Grade 6 and 7 problem solving, equation, decimal, brackets, equivalent, exponent, distributive, dividend, divisor, order of operations, inequality sign, digit, bytes, irrational number, rational number, million, kilo, mega, standard form, estimate, simplify, round, difference, quotient, period, sum, product
Math Glossary
Math Dictionary for Kids
Some Ways to Help Your Child Learn Spelling At Home

Encourage your child to use 'invented' spelling
  • this is their attempt to write letters that match the sounds they hear in a word
  • it encourages them to try out what they are learning
  • develops confidence and independence
  • develops word recognition and phonices skills faster
Help them to hear the individual sounds in words
  • read rhyming stories, play word games, clap the syllables, stretch out the words to empahsize the sounds and make new words by changing the first or last sound
Have your child look through a piece of work and see which words don't 'look right'
  • help him/her fix those words up by identifying and fixing only the part that is no correct
Help your child break large words into more manageable chunks
For words it is necessary to memorize, have your child say the letters out loud at the same time as they are written
  • this reinforces auditory memory as well as visual memory
Teach your child how to effectively use a dictionary and spell checker
Brainstorm a list of 25 - 50 (or more depending on the age of the child) 'frequently used' words
  • discuss the fact that these words are useful to remember because we use them all the time
  • practice tests on these frequently used words are helpful
  • challenge your child to increase the number of these words he/she can spell automatically
Write the high frequency words on paper, but leave out groups of letters (gr_ps of lett_s)
  • have your child fill in the missing letters
  • Have your child verbalize in their own words the "phonics rules' that are consistent (some rules are less than 60% reliable!)
Play word games and do word puzzles
Put about 20 words from a story, theme or the high frequency word on cards or paper and together sort them into categories that have similar letter groups or sounds

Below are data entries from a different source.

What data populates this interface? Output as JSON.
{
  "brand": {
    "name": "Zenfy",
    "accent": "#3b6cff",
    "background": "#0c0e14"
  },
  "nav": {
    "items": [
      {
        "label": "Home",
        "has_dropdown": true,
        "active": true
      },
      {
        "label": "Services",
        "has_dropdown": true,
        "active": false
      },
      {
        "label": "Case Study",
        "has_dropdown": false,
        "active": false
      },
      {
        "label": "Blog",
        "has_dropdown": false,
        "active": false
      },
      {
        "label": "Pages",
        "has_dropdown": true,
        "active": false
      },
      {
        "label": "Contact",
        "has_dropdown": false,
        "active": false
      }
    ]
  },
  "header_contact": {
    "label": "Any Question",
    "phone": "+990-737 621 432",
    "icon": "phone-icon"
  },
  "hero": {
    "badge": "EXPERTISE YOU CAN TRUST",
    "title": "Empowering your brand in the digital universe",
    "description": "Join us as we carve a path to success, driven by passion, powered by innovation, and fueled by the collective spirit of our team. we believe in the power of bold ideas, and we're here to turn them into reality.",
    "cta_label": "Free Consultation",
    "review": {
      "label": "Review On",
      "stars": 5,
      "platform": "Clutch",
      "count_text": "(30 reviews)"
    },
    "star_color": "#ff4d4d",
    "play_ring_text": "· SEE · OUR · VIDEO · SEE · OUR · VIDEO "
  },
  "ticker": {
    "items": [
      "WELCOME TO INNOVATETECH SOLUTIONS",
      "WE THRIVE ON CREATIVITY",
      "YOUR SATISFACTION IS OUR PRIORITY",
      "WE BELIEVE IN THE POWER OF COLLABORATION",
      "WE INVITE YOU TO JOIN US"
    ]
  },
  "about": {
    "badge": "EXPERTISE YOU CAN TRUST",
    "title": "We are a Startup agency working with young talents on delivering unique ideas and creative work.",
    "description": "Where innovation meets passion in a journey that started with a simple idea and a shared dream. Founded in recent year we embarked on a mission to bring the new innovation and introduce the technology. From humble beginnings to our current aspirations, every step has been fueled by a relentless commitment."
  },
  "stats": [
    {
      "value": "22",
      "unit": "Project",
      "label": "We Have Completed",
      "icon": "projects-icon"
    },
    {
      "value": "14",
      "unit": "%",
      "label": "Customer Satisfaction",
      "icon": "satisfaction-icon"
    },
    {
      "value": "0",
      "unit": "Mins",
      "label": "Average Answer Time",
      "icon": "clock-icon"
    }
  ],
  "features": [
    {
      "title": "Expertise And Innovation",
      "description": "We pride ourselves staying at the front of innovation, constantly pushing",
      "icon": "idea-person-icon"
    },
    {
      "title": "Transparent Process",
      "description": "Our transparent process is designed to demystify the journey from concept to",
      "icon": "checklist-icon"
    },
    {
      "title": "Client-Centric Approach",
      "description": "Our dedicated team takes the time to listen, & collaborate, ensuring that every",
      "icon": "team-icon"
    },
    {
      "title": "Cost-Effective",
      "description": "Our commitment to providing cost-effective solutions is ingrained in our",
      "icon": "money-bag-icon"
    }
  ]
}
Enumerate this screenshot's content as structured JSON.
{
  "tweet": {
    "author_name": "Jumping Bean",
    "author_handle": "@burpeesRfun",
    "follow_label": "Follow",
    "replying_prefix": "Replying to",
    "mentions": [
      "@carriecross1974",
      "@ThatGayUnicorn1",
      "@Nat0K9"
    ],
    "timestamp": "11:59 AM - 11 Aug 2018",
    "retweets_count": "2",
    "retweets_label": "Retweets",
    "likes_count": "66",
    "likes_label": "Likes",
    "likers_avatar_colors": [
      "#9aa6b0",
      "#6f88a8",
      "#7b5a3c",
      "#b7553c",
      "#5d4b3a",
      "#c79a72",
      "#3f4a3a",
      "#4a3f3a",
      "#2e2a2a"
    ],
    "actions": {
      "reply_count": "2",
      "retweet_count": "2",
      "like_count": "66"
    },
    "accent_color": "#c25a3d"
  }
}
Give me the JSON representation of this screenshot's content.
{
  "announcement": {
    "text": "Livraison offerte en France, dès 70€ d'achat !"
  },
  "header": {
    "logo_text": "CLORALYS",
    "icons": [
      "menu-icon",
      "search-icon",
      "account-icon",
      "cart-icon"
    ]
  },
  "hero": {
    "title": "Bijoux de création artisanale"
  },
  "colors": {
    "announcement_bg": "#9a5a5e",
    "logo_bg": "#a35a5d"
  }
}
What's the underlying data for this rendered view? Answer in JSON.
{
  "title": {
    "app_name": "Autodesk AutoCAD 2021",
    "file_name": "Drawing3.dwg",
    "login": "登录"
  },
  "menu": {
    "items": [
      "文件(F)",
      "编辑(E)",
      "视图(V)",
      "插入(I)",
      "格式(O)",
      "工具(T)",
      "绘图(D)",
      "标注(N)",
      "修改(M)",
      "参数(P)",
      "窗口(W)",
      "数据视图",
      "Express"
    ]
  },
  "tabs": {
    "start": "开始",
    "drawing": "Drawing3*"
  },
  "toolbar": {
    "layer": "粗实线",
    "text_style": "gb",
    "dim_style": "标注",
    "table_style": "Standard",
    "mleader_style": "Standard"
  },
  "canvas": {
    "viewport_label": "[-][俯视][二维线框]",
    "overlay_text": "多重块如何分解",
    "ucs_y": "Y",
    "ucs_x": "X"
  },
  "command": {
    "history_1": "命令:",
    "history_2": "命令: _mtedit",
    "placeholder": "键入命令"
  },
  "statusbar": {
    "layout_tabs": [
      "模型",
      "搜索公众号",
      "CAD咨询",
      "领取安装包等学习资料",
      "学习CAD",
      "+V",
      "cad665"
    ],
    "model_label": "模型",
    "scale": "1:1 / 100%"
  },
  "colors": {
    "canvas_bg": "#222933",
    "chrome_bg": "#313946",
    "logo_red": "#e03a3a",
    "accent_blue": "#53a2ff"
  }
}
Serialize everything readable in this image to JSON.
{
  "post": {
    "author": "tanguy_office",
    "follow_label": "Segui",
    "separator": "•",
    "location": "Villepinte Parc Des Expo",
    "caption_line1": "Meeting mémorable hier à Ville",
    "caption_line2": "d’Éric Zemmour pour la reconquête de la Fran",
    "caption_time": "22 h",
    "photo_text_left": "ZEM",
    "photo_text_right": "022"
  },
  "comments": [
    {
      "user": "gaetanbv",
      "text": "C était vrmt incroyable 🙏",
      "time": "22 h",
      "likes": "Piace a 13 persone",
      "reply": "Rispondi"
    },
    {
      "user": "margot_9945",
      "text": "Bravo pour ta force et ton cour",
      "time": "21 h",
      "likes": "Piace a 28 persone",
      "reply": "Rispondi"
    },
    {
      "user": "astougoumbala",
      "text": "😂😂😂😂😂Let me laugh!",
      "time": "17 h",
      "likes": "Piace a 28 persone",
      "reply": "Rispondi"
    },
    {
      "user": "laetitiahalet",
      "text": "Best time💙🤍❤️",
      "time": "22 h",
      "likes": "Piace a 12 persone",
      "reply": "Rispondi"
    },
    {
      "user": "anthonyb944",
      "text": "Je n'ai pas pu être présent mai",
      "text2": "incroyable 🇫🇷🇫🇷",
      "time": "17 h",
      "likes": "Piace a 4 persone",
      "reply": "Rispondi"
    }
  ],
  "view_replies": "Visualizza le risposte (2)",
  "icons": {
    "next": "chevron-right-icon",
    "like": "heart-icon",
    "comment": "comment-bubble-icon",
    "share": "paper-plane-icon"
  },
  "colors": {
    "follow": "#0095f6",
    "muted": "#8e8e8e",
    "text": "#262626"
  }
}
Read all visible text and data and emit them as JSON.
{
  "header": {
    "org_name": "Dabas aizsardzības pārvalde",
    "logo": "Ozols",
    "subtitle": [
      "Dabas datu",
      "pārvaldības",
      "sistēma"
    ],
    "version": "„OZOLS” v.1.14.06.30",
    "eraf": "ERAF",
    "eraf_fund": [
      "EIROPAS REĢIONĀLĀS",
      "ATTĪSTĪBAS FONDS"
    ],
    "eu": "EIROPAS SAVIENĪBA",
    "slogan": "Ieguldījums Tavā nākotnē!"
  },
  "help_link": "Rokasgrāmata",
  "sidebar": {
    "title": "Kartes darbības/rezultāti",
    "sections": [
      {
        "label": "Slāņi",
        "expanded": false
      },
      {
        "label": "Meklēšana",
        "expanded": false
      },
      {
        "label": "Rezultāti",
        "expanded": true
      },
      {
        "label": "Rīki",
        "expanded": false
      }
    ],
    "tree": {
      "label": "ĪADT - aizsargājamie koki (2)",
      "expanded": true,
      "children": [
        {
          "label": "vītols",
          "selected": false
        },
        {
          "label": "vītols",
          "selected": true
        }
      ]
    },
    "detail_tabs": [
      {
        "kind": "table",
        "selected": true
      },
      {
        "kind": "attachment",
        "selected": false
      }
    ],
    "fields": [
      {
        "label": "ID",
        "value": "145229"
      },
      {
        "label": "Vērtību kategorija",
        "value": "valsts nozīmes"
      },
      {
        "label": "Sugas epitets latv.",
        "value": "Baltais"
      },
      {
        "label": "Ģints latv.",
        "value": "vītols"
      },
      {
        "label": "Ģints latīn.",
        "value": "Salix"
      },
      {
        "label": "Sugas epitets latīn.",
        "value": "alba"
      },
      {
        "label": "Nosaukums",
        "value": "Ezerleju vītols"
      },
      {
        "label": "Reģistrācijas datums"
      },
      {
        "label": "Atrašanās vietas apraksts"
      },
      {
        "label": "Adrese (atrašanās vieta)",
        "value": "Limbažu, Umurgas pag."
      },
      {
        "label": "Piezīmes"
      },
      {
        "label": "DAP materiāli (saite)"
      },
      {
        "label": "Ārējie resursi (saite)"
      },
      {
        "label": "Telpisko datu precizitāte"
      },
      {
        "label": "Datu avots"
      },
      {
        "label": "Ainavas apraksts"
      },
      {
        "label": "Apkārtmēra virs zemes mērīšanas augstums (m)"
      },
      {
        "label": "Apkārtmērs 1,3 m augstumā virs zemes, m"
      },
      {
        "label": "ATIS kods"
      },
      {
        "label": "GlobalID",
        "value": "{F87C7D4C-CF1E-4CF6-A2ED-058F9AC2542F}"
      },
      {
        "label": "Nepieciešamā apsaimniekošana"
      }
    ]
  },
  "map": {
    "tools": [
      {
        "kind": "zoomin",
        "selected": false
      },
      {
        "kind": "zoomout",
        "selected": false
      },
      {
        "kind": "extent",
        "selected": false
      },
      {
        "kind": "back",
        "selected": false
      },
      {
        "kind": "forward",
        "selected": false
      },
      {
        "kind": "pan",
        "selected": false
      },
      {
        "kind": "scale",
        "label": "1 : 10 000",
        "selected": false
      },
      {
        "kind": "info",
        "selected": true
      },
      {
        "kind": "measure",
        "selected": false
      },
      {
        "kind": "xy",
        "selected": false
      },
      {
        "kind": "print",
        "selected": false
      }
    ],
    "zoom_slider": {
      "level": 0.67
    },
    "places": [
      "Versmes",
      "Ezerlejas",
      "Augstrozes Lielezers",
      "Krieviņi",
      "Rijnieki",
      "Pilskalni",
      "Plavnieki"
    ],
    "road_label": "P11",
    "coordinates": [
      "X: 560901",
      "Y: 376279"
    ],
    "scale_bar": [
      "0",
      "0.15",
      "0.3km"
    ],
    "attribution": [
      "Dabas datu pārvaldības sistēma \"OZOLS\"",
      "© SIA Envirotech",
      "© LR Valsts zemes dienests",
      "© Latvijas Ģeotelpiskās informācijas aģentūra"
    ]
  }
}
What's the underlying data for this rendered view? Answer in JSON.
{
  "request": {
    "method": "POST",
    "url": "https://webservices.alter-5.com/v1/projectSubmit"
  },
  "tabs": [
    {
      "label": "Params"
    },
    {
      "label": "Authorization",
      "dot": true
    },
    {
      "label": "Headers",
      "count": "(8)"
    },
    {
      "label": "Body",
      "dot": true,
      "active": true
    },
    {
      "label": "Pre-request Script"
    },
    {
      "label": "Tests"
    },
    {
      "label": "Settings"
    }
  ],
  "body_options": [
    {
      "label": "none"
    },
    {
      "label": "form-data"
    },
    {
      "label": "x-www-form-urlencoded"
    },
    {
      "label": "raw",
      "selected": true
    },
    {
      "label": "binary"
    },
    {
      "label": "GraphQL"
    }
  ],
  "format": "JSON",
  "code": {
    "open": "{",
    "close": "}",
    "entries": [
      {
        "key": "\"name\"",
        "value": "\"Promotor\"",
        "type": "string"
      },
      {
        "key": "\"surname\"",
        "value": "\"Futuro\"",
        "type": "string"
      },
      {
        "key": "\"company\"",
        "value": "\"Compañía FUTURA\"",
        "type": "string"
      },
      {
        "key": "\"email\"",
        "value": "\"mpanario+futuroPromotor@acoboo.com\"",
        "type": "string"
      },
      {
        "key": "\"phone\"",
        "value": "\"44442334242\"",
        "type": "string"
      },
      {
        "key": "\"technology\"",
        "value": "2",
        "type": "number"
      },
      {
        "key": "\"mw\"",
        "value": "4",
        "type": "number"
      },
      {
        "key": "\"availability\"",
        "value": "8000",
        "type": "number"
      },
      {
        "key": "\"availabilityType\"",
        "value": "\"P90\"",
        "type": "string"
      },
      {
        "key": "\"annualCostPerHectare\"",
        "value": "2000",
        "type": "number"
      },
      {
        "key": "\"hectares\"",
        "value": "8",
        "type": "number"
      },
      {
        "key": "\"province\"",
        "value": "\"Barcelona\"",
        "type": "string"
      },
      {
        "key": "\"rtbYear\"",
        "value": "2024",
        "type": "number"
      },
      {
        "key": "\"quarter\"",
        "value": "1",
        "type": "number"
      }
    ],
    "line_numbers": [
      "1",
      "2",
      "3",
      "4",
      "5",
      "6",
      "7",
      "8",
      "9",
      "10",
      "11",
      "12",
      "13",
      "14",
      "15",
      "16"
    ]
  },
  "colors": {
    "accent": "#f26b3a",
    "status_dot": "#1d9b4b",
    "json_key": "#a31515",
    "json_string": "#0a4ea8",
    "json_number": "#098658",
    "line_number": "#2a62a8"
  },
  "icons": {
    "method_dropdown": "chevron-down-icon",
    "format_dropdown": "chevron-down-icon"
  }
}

adapted from:  Rosencrans, G.  The Spelling Book:  Teaching kids how to spell not what to spell.  IRA, Newark;  1998.